As many as one in five Americans suffer from chronic pain, an often intractable problem that costs the country more than $600 billion in treatments and lost work-time and has helped fuel a deadly opioid epidemic.
But new CU Boulder research, published today in the journal JAMA Psychiatry Original Investigation, provides some of the strongest evidence yet that a non-drug, psychological treatment can provide potent and durable relief.
This study suggests a fundamentally new way to think about both the causes of chronic back pain for many people and the tools that are available to treat that pain. – Sona Dimidjian, Director Renee Crown Wellness Institute
The study found that two-thirds of chronic back pain patients who underwent a four-week psychological treatment called Pain Reprocessing Therapy (PRT) were pain-free or nearly pain-free post-treatment. And most maintained relief for one year. They also showed changes in pain-generating brain regions after therapy.

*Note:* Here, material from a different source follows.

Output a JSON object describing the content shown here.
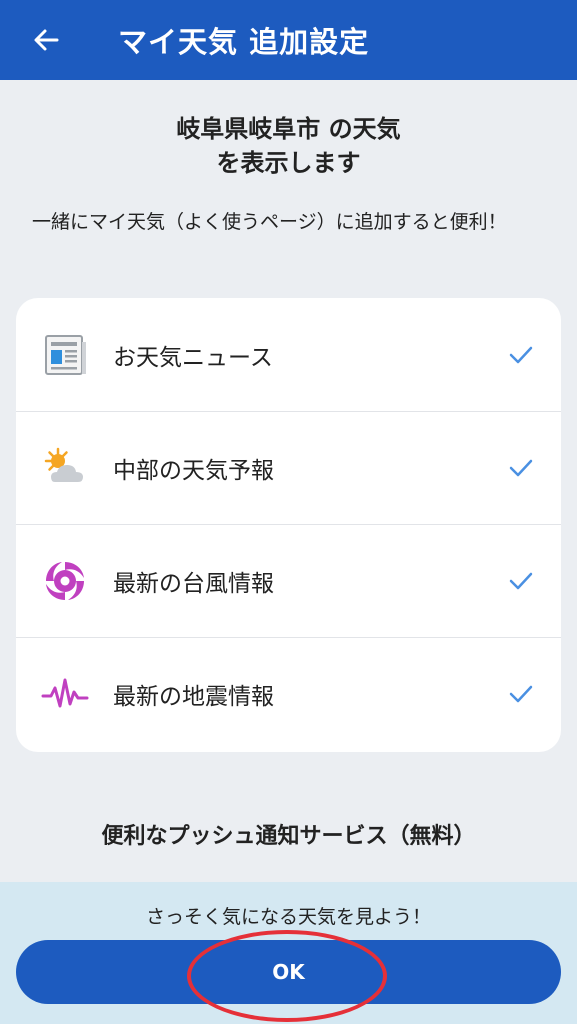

Release date: 29 September 2021
Source: University of Colorado at Boulder